• Exercise aim: All of the data that follows is to be printed exactly, without pictures.

• Supplied material:
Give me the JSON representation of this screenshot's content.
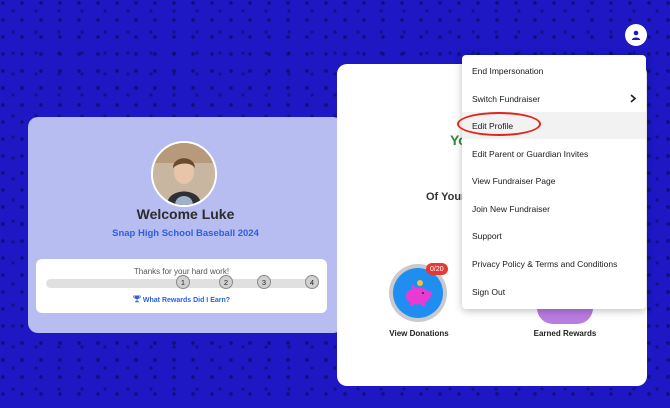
{
  "header": {
    "user_icon": "user-icon"
  },
  "welcome_card": {
    "title": "Welcome Luke",
    "fundraiser": "Snap High School Baseball 2024",
    "progress": {
      "message": "Thanks for your hard work!",
      "steps": [
        "1",
        "2",
        "3",
        "4"
      ],
      "rewards_link": "What Rewards Did I Earn?",
      "rewards_icon": "trophy-icon"
    }
  },
  "main_card": {
    "partial_heading": "Yo",
    "partial_subheading": "Of Your",
    "donations": {
      "label": "View Donations",
      "badge": "0/20",
      "icon": "piggy-bank-icon"
    },
    "rewards": {
      "label": "Earned Rewards"
    }
  },
  "menu": {
    "items": [
      {
        "label": "End Impersonation"
      },
      {
        "label": "Switch Fundraiser",
        "icon": "chevron-right-icon"
      },
      {
        "label": "Edit Profile"
      },
      {
        "label": "Edit Parent or Guardian Invites"
      },
      {
        "label": "View Fundraiser Page"
      },
      {
        "label": "Join New Fundraiser"
      },
      {
        "label": "Support"
      },
      {
        "label": "Privacy Policy & Terms and Conditions"
      },
      {
        "label": "Sign Out"
      }
    ]
  },
  "colors": {
    "background": "#1d17c4",
    "accent_blue": "#2d5fe0",
    "highlight": "#e0251b",
    "badge": "#e53935"
  }
}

• Solution for this task:
Give me the JSON representation of this screenshot's content.
{
  "header": {
    "user_icon": "user-icon"
  },
  "welcome_card": {
    "title": "Welcome Luke",
    "fundraiser": "Snap High School Baseball 2024",
    "progress": {
      "message": "Thanks for your hard work!",
      "steps": [
        "1",
        "2",
        "3",
        "4"
      ],
      "rewards_link": "What Rewards Did I Earn?",
      "rewards_icon": "trophy-icon"
    }
  },
  "main_card": {
    "partial_heading": "Yo",
    "partial_subheading": "Of Your",
    "donations": {
      "label": "View Donations",
      "badge": "0/20",
      "icon": "piggy-bank-icon"
    },
    "rewards": {
      "label": "Earned Rewards"
    }
  },
  "menu": {
    "items": [
      {
        "label": "End Impersonation"
      },
      {
        "label": "Switch Fundraiser",
        "icon": "chevron-right-icon"
      },
      {
        "label": "Edit Profile"
      },
      {
        "label": "Edit Parent or Guardian Invites"
      },
      {
        "label": "View Fundraiser Page"
      },
      {
        "label": "Join New Fundraiser"
      },
      {
        "label": "Support"
      },
      {
        "label": "Privacy Policy & Terms and Conditions"
      },
      {
        "label": "Sign Out"
      }
    ]
  },
  "colors": {
    "background": "#1d17c4",
    "accent_blue": "#2d5fe0",
    "highlight": "#e0251b",
    "badge": "#e53935"
  }
}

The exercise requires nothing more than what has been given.